Hardwick loving Tigers’ AFL aggression
Renowned for a mean streak in his days as an AFL defender, coach Damien Hardwick loves that Richmond have been tagged bully boys.
And his Crows counterpart Scott Camporeale says the Crows will be ready for more of the same in Friday night’s crucial match at Adelaide Oval.
The Tigers are a game behind fourth spot, but also only a game-and-a-half ahead of eighth on the ladder.
Adelaide dropped out of the top eight last week and must engineer an upset win to stay in the finals hunt.
“If you ask 17 other coaches, we’re all thinking the same thing – the part of the game we all love is physicality,” Hardwick said.
“Most sides will be having the same conversation before running out onto the ground – hard-tough, Richmond-style footy.
“Our players expect no less, the same as Adelaide this week.
“It’s one of the important factors of all premiership sides – you look at Hawthorn; obviously over the last couple of years, Brisbane – they were all based on physicality and intimidation.”
Camporeale said training this week had focused on the physical pressure they expected from Richmond.
“If you’ve watched their games the last three weeks against quality opposition, that’s what they’ve brought,” Camporeale said.
“That’s a model that’s obviously worked for them against top-four sides, so I’d be staggered if they come with any different attitude.
“You have to embrace it – it’s part of AFL footy.
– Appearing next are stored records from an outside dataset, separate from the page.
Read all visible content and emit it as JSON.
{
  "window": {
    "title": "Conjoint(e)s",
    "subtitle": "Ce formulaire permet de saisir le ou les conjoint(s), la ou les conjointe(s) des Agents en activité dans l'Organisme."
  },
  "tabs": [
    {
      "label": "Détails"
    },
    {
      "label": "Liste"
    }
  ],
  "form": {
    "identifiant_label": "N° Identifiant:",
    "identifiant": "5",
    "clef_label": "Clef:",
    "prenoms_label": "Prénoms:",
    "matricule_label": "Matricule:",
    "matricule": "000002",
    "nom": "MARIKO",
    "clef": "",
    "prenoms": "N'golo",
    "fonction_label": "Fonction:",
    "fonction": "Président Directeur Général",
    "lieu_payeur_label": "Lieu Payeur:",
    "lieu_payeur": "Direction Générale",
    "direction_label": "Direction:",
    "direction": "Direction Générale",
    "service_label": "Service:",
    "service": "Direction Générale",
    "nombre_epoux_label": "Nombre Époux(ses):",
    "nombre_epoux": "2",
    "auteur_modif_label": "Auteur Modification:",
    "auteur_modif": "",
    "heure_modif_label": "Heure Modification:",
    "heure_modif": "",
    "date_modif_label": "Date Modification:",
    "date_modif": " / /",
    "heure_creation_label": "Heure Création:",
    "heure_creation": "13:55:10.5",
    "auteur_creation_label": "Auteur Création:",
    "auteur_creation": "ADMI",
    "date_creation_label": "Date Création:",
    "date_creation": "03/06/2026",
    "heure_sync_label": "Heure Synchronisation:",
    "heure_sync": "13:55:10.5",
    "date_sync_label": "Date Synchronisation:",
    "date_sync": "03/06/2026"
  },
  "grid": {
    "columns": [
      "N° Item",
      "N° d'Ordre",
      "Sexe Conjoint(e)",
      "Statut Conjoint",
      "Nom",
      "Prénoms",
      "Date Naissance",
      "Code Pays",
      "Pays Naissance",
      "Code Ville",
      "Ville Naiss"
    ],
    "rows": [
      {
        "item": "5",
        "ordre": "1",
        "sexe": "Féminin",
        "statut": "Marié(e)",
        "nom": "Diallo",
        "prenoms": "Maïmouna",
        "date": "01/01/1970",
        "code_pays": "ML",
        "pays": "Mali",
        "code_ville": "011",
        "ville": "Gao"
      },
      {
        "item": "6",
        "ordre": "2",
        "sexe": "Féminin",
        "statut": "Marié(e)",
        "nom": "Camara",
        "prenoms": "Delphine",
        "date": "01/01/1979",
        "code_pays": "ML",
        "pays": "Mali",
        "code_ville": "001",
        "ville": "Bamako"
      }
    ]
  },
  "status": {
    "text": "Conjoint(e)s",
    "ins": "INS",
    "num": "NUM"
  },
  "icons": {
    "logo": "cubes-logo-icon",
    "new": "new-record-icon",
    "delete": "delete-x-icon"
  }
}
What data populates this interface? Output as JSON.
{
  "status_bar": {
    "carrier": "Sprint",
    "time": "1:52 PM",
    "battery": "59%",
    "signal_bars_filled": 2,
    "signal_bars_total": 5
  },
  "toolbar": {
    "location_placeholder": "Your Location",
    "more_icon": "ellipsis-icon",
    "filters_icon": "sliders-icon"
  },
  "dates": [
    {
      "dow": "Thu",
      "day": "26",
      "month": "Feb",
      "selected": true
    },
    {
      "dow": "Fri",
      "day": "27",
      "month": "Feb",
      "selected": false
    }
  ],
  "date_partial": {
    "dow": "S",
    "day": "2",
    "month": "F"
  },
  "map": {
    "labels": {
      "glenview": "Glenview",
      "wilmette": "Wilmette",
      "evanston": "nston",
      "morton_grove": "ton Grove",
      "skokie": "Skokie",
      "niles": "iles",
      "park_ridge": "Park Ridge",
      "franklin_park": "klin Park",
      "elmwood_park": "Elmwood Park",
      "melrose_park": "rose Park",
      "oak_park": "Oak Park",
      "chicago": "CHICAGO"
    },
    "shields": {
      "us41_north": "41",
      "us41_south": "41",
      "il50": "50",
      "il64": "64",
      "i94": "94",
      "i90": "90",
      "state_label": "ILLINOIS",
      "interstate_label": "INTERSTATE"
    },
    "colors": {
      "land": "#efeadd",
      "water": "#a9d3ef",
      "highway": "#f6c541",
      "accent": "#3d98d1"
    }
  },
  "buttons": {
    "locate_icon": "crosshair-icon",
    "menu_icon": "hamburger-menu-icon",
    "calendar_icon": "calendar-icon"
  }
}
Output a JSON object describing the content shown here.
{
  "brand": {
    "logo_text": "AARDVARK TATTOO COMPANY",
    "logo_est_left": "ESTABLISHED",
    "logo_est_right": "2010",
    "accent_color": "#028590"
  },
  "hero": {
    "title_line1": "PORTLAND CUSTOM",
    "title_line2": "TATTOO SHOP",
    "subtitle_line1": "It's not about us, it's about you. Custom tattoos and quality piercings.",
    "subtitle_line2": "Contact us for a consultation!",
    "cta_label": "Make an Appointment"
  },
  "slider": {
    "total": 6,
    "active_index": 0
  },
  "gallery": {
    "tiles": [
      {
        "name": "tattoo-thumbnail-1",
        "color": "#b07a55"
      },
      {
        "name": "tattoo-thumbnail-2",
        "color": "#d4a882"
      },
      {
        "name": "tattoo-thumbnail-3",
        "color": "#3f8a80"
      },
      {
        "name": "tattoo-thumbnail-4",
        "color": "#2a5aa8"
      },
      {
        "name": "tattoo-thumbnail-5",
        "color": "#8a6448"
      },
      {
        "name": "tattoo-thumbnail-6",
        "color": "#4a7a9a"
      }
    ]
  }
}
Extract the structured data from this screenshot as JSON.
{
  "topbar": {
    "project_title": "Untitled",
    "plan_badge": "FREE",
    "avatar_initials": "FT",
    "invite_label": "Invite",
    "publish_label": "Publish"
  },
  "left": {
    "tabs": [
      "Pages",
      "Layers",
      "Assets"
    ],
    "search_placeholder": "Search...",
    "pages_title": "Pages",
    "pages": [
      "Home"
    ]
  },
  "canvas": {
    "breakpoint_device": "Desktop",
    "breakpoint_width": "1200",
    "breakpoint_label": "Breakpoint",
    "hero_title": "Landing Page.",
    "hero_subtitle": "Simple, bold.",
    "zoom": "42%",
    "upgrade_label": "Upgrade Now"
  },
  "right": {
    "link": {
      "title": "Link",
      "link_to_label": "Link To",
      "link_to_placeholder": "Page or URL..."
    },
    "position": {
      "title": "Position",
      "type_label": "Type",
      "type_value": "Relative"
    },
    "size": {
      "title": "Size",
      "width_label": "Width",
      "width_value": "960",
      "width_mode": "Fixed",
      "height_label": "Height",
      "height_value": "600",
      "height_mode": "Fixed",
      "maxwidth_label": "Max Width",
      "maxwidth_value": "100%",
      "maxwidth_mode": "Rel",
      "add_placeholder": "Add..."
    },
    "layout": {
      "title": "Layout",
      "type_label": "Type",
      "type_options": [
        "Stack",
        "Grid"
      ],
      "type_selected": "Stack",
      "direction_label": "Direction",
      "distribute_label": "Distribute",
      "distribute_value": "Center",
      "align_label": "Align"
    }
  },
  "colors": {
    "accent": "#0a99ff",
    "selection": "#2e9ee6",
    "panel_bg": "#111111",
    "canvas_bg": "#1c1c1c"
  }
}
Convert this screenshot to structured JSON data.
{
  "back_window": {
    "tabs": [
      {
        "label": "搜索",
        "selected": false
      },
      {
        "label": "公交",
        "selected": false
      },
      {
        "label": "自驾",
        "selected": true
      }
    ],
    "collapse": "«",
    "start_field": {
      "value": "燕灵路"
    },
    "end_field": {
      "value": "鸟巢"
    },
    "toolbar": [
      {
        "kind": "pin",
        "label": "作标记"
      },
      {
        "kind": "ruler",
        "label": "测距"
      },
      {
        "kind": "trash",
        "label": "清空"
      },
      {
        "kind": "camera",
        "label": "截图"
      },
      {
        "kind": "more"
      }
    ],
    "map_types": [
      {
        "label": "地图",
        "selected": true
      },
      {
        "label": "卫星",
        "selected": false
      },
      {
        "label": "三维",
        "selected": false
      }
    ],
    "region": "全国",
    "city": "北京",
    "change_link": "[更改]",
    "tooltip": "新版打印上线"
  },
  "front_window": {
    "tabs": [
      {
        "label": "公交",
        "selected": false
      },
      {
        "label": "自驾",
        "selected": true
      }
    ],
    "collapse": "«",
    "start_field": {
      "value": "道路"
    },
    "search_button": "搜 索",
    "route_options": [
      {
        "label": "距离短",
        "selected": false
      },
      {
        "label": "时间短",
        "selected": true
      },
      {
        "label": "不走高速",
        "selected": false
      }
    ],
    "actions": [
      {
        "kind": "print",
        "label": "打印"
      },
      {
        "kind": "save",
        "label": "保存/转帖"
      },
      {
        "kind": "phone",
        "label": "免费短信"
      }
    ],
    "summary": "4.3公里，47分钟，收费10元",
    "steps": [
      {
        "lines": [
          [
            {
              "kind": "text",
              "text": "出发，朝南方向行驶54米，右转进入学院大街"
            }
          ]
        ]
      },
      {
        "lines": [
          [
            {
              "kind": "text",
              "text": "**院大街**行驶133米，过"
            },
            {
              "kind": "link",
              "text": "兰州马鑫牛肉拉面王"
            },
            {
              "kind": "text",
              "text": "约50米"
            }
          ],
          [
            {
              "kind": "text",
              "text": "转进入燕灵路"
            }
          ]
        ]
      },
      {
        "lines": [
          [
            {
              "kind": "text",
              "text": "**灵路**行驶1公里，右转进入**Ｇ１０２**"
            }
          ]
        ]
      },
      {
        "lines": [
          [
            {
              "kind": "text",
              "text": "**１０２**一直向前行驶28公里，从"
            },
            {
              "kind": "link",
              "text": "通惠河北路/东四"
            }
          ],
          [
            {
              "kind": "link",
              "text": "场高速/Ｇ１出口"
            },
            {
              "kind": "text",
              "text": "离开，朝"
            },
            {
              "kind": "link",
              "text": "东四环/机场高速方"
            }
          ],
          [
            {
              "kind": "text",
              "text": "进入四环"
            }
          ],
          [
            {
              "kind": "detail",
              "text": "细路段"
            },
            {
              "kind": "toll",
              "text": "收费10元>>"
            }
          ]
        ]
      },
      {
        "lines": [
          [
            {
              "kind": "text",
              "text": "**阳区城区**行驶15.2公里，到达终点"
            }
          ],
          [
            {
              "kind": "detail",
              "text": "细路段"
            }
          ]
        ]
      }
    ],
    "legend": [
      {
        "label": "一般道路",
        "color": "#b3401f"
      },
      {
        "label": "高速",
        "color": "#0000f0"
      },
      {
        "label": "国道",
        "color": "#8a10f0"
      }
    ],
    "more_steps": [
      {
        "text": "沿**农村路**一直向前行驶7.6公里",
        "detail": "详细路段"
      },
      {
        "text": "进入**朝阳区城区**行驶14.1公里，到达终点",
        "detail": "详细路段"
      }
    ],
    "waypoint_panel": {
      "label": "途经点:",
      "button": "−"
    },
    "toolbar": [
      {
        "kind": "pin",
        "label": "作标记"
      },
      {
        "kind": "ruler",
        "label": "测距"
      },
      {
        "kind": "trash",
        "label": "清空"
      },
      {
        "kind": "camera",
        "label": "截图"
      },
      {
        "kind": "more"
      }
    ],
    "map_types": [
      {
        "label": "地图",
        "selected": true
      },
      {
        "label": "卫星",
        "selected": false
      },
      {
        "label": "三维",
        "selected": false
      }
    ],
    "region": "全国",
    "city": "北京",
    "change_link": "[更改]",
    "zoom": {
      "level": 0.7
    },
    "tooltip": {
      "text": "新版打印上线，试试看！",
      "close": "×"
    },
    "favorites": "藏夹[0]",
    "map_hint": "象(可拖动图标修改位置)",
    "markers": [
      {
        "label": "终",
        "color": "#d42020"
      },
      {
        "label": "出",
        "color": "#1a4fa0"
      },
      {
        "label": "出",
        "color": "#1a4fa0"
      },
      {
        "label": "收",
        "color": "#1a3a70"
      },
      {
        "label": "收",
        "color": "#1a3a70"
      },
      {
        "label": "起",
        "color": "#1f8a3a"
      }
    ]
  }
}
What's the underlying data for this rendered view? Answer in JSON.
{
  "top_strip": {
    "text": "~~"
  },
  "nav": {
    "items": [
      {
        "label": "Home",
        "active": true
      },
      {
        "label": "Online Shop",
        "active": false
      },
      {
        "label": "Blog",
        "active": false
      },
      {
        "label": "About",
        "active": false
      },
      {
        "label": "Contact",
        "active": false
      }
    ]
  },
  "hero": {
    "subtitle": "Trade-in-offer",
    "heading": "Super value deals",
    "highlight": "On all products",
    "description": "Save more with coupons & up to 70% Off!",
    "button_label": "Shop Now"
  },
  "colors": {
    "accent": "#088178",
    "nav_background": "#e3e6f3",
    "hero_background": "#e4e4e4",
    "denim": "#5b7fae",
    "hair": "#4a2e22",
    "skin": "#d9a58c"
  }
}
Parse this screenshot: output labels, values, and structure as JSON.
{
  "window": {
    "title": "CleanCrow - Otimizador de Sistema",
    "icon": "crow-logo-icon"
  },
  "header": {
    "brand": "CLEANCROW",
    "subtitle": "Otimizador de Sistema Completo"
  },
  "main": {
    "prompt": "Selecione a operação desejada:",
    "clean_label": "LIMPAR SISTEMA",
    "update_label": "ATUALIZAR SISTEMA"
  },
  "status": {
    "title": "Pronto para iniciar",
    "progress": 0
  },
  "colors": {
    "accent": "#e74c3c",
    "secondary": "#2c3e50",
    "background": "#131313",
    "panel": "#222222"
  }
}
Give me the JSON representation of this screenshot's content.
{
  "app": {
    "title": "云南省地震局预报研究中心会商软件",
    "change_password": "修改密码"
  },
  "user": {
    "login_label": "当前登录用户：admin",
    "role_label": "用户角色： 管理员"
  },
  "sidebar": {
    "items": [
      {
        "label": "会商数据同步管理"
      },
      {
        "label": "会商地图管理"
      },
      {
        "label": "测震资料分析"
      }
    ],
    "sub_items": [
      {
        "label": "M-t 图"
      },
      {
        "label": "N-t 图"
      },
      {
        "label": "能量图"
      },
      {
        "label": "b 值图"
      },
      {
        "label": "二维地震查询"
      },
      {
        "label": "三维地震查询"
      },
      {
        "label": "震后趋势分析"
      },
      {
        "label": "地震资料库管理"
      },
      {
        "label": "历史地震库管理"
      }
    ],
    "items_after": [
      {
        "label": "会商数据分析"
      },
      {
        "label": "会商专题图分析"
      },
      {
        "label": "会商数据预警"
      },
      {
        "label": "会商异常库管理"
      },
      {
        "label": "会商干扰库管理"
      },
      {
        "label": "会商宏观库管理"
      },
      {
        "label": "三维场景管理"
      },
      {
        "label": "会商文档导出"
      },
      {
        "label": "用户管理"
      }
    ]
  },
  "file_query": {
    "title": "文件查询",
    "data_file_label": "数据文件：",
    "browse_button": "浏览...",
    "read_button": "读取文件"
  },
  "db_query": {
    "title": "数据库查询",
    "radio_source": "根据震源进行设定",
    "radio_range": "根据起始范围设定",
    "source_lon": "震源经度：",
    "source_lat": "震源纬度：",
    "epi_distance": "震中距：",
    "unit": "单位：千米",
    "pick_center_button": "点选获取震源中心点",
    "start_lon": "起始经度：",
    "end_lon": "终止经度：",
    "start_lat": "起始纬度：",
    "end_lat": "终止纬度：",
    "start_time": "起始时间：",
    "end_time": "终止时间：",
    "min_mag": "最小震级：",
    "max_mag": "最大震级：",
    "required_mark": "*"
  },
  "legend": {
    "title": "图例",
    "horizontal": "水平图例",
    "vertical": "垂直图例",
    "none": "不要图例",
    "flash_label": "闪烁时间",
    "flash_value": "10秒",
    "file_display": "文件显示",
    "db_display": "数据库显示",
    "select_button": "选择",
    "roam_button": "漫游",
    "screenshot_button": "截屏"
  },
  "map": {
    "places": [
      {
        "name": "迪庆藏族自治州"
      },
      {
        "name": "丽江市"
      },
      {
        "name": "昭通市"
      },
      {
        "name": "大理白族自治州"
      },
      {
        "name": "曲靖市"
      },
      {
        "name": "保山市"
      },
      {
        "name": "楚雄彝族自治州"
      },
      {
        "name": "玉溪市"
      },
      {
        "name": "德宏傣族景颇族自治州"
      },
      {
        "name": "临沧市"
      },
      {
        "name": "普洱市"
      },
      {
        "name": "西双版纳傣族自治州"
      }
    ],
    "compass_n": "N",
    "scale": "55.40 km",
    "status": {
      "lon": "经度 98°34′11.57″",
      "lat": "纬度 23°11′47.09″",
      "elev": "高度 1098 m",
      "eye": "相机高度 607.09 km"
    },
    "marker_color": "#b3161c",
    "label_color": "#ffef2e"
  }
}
If you think an opposition team’s not going to come with that sort of pressure or heat on a Friday night, I’d be mystified.”
Hardwick said the Tigers would focus on two parts of Adelaide’s game – their speed of ball movement and strong contested work.
He added Richmond would have to play a different way to last Friday night’s upset win over premiership favourites Hawthorn.
“It’s going to be a different challenge to the Hawthorn game – not so much a maintain-possession game,” Hardwick said.
“The philosophy will remain the same, but we will try to slow them down as much as we can.
“They do play an incredibly breakneck speed of footy.
“But the biggest one for us is their contested balls on the back of clearance dominance.”
Richmond have not kicked 15 goals in a game since round 10 and Hardwick says they want to be more productive in attack.
“Offensively, we feel we have some areas of improvement,” he said.